Have you heard about OTIF’s interesting history? The concept was popularized by Walmart in the late ‘10s, according to Supply Chain Dive, and it caused some stress for suppliers: 

“OTIF went mainstream as a supply chain metric around August 2017 when Walmart began evaluating suppliers by their score and penalizing those that couldn’t comply with fines.

In January 2018, Walmart raised the bar. At the time, Steve Bratspies, CMO for Walmart, said the new standards were not meant to be ‘unreasonable’ — just to enable better store operations.” 

Important Questions to Avoid OTIF Supply Chain Confusion 
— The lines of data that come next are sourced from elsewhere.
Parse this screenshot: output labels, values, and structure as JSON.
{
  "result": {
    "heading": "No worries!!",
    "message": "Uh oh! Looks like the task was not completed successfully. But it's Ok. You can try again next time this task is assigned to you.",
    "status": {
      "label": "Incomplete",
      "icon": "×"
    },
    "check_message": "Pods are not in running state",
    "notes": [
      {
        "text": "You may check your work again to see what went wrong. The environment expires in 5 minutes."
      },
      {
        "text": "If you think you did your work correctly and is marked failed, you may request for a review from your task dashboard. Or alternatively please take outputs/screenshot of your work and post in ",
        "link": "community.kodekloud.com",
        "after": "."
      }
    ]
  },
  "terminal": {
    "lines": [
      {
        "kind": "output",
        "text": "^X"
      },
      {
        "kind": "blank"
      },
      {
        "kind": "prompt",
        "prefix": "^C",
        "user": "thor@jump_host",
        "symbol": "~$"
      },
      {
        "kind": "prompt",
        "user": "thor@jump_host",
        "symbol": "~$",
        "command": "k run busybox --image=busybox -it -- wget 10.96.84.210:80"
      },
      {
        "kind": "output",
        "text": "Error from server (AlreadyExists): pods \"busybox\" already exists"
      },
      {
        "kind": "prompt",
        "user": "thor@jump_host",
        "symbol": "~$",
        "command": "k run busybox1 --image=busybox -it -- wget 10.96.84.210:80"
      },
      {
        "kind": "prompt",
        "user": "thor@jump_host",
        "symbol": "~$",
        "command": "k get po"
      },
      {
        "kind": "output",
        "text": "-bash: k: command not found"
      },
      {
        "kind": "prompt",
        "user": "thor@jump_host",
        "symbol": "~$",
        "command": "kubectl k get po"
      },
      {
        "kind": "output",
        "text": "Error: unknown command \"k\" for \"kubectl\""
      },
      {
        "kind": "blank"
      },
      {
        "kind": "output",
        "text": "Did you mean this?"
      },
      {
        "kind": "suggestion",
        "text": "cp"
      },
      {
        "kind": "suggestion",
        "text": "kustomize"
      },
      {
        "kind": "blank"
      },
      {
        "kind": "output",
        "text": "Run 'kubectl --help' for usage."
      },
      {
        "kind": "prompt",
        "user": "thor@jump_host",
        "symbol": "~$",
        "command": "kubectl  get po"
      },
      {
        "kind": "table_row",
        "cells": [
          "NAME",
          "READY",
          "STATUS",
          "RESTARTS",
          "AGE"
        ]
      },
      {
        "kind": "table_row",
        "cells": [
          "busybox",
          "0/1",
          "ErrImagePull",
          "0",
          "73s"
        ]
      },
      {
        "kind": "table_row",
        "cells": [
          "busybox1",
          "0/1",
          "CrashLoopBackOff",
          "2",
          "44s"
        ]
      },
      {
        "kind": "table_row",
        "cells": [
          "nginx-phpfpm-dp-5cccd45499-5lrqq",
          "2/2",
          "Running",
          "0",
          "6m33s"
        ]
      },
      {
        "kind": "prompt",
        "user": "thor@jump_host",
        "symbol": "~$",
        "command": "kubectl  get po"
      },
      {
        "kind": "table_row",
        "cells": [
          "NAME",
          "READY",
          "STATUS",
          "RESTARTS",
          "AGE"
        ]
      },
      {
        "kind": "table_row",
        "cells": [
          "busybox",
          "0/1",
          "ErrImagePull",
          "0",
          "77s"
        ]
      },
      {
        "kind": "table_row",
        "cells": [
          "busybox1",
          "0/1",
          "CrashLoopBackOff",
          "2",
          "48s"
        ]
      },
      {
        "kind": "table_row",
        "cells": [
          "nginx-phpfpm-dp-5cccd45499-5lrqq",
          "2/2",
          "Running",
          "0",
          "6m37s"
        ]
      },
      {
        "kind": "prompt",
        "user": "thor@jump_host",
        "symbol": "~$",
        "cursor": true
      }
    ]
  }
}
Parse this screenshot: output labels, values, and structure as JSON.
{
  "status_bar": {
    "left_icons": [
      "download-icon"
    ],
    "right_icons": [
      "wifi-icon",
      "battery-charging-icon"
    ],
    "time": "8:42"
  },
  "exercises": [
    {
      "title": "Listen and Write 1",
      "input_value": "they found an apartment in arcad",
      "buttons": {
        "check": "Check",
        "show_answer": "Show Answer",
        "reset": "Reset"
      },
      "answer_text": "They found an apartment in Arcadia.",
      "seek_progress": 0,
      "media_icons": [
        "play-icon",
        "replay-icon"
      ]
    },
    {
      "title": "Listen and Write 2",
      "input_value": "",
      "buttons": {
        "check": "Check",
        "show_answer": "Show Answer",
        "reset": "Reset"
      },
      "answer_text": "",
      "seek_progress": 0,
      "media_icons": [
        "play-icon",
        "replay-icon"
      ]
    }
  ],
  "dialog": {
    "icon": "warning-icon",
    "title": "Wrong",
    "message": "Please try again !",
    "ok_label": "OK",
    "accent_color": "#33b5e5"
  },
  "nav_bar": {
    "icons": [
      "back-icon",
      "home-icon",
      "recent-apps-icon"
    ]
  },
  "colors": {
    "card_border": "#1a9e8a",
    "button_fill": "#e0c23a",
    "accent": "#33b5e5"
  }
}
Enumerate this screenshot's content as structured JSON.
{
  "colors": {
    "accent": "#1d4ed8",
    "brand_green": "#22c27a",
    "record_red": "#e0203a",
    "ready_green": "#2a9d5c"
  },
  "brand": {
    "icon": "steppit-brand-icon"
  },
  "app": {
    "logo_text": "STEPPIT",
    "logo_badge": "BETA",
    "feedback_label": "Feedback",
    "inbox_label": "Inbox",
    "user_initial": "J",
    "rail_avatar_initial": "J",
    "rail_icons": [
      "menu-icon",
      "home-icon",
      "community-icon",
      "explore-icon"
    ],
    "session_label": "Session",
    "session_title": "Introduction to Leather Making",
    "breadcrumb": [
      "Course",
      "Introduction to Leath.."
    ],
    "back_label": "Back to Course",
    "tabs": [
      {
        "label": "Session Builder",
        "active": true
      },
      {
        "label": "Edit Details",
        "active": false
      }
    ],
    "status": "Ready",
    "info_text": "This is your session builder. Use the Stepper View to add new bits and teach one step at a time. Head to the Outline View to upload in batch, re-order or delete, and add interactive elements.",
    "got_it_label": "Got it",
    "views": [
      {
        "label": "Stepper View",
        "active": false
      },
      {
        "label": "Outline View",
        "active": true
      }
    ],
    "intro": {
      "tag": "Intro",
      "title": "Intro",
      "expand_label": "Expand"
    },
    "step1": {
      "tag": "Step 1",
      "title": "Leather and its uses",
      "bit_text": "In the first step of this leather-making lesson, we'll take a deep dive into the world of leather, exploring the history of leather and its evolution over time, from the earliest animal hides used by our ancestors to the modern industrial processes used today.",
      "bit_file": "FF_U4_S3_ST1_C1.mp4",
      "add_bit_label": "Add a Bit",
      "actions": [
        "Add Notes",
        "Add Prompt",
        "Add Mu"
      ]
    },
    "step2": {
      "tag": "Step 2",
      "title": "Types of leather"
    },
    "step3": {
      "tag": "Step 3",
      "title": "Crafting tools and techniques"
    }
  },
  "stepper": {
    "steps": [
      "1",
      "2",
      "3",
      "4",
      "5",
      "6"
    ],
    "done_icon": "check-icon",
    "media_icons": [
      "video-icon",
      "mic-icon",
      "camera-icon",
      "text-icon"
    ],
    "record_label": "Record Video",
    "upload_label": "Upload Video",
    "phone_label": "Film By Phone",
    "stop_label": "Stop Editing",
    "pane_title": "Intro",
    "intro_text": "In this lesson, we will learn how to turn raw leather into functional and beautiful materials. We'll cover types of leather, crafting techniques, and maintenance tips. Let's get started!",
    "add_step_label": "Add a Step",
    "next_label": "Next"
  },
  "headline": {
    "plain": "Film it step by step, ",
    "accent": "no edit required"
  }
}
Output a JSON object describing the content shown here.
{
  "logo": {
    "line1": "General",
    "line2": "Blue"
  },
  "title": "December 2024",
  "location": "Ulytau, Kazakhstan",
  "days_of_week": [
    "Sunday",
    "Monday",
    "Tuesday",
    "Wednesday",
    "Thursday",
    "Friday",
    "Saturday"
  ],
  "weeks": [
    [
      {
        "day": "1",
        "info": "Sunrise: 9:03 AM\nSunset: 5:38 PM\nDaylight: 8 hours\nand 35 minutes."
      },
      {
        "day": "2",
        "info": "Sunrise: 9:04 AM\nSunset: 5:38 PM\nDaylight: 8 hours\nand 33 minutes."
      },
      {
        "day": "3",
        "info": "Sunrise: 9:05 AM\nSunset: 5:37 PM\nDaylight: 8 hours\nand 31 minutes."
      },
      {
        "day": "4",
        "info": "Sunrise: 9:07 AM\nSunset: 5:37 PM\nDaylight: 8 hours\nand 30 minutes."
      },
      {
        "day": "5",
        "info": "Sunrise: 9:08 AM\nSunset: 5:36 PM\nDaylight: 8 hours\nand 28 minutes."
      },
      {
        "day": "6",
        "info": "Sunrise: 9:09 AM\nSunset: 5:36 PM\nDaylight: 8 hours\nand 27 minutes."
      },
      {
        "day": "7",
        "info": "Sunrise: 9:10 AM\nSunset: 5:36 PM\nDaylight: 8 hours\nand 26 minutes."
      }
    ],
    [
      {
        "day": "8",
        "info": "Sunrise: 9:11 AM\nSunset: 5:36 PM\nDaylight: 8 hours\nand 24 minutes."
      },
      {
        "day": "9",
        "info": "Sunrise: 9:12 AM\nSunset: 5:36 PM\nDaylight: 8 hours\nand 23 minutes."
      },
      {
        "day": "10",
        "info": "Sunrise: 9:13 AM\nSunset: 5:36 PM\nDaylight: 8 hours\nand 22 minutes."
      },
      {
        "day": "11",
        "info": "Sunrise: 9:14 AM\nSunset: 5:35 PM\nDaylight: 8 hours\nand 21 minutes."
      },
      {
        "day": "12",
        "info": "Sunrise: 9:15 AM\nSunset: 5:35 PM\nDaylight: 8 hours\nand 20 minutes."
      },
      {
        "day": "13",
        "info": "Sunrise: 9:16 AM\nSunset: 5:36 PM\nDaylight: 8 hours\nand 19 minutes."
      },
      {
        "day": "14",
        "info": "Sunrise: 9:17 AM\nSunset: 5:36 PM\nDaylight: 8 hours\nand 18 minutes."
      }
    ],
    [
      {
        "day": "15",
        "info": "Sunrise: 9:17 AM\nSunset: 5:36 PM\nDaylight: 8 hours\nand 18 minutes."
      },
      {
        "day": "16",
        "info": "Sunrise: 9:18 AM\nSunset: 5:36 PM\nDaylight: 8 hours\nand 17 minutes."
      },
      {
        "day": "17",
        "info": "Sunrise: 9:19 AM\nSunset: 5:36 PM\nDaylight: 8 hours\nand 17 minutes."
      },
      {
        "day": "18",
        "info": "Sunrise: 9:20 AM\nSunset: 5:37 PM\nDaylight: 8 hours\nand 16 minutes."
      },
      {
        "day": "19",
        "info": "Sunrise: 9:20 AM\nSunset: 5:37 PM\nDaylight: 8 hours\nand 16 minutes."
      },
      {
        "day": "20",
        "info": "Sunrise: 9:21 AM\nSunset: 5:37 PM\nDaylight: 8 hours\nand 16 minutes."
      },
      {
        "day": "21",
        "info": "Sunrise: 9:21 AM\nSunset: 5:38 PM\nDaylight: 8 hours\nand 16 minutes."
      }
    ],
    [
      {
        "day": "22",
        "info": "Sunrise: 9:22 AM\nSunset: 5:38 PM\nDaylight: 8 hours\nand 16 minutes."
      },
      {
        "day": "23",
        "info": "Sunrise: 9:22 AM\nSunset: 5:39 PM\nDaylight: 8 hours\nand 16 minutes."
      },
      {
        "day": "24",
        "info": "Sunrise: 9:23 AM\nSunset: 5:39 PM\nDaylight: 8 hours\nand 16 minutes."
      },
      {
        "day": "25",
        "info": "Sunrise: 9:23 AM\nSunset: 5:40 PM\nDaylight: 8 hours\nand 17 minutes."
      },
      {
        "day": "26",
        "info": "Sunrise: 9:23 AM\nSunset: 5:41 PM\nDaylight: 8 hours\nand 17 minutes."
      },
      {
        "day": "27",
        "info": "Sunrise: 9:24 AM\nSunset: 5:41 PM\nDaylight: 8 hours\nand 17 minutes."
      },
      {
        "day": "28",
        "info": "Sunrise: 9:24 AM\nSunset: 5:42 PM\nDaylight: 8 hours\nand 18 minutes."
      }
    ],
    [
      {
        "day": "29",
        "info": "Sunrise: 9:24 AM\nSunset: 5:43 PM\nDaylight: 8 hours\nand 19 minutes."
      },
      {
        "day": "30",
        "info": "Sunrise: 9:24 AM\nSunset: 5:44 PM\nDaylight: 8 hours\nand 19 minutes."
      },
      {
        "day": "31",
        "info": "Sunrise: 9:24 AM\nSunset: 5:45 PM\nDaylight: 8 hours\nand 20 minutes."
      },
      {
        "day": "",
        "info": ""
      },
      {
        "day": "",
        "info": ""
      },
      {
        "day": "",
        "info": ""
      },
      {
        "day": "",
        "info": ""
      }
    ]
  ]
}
  • Does “on-time” mean on the date requested by the retailer? Or does it refer to the date promised by the manufacturer?
  • Does it mean within the specified delivery time allocated to the shipment? Or any time inside an agreed-upon time window? 
  • Should “in-full” be measured at the level of complete orders, line items, or individual cases? 

The different answers to these questions are very important, as effective supply chain collaboration depends on a precise and common understanding of delivery performance expectations. 

To better understand this issue, the Trading Partner Alliance (TPA) and McKinsey surveyed 24 major retailers and manufacturers of consumer packaged goods operating in North America. They found that, “92 percent agreed that an industry standard for OTIF would create value. They noted that a standard definition would significantly reduce discrepancies and confusion and promote collaboration among trading partners. Collaboration would help partners resolve supply problems more efficiently and effectively—creating value for all supply-chain participants as well as for consumers.”

The Repercussions of Not Meeting On-Time In-Full (OTIF) 

Ocean transportation can be complex, with occurrences such as transhipments and rollovers introducing an element of unpredictability. Port congestion is constantly evolving and also plays a major role. This volatility has consequences. 

When goods are delivered late by the supplier, there are major repercussions. Not just the fact that the product won’t be on the shelf, but also that retailers often institute penalties (fines and late fees) if suppliers don’t get their orders to them on time and in full. Brands that often fail to meet OTIF supply chain standards are at risk of damaging their reputation and retail relationships, as retailers won’t use them if they can’t rely on them to be on time and deliver in full. In the long run, this will hurt their chances to grow.

The On-Time In-Full Formula 

The on-time, in-full formula is a percentage of all deliveries that are shipped on time and in full. 
The formula is: 
(Orders delivered on time/Total # of orders shipped) * 100

If a supplier wants to compete with leading companies, they should aim for their OTIF to be at least 95%.

Tips to Improve your OTIF — Supply Chain Performance

  • The container voyage is one of the most critical parts of the supply chain. In order to avoid delays, suppliers should ensure they have ocean visibility and vessel tracking that result from a comprehensive Ocean Freight Visibility solution.  
  • ETA predictions are critical for managing OTIF performance. If suppliers are able to receive real-time updates and track containers, then they’ll be able to intervene if any issues arise. 
  • The supplier should set clear expectations with the buyer and ensure they are realistic. It’s important the buyer understands what the supplier is offering to avoid miscommunications, confusion, and unrealistic requests.